The quest to create a tricorder began many years ago, when such a device was but a figment of Gene Roddenberry's vivid imagination. However, his vision has crept ever closer to reality in recent years, with many researchers crafting devices capable of gathering human health data and the creation of an X Prize competition to spur further tricorder development.
Scanadu is a company that's answered the X Prize bell and is aiming to bring just such a device to market by late next year for a mere $150. Called Scout, the tricorder is roughly two inches square and a half an inch thick and packs a rechargeable battery, IR , EEG and EKG scanners, plus an accelerometer, Bluetooth radio and a micro-USB port.
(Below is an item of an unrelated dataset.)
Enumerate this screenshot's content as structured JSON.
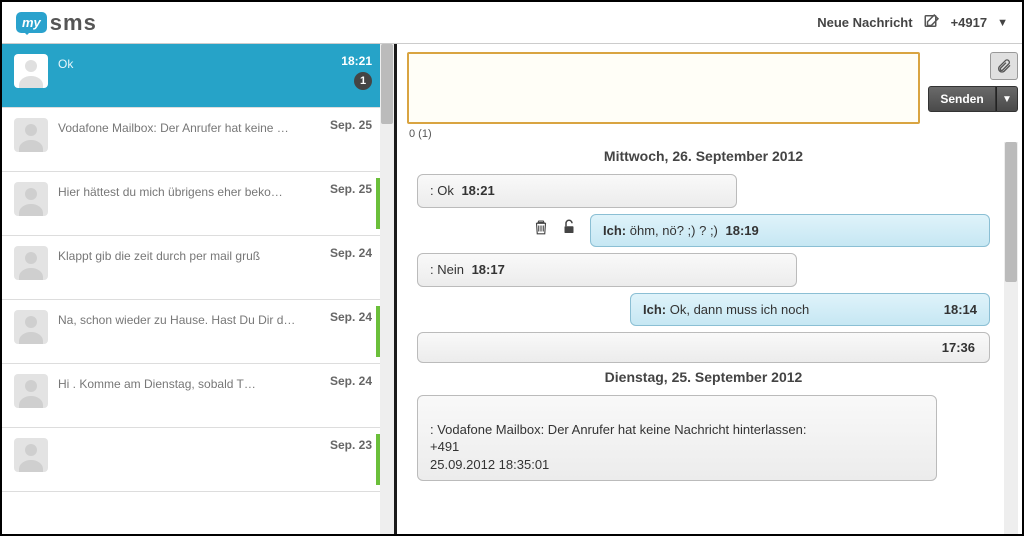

That hardware, when combined with Scout's companion smartphone app can track a person's heart rate, breathing rate, body temperature, pulse transit (essentially systolic blood pressure) and blood oxygenation.
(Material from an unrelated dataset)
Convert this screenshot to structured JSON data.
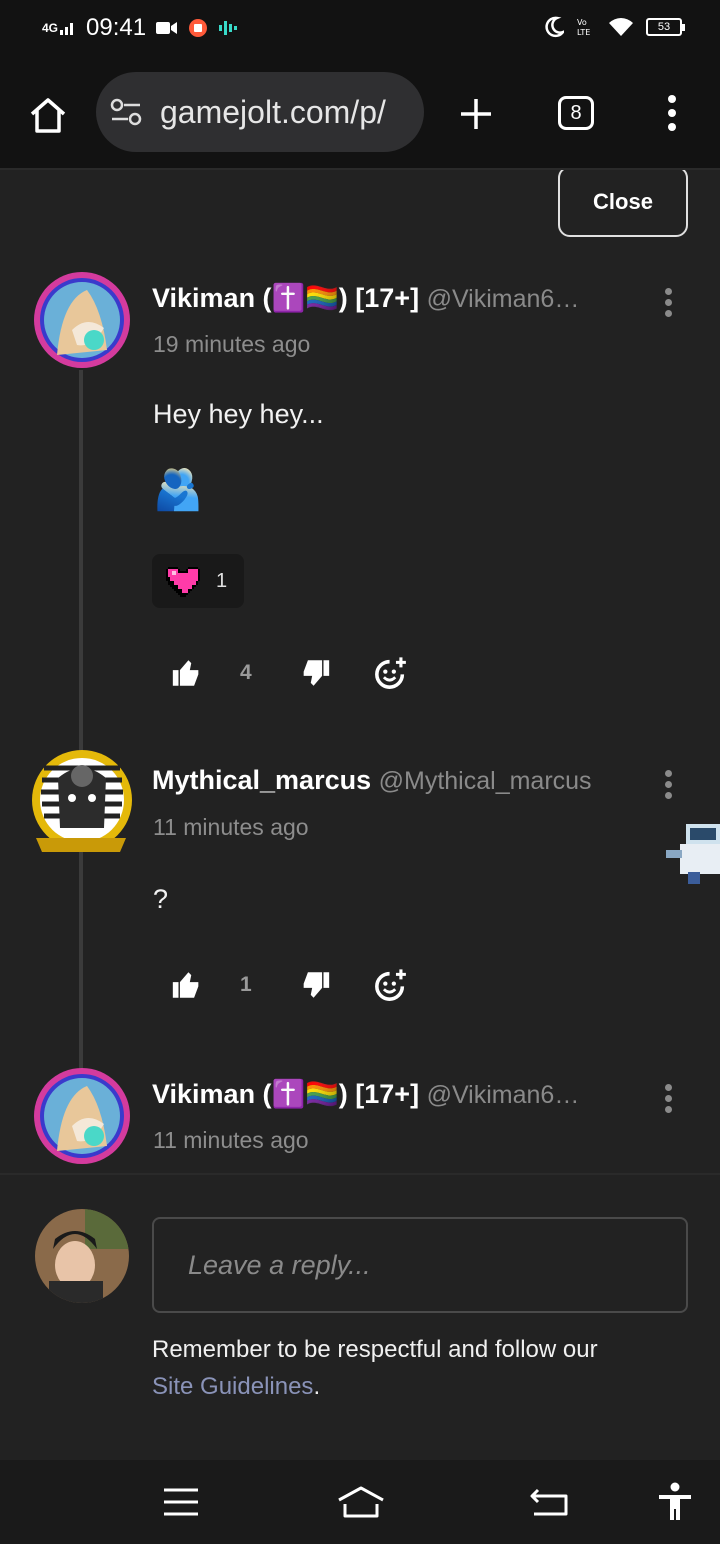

To gather that data, users first must download the free Scout app and pair the tricorder hardware with their Android, iOS or BB7 handset via Bluetooth. Then it's simply a matter of pinching the device between their thumb and finger and holding it against their temple for ten seconds while the app takes the necessary readings. From there, the app can track your data over the long haul and provide an accurate picture of your health. We had a chance to see functional and production Scout prototypes and to speak with Scanadu CEO Walter De Brouwer and Chief Medical Officer Dr. Alan Greene about Scout's development, so join us after the break for more.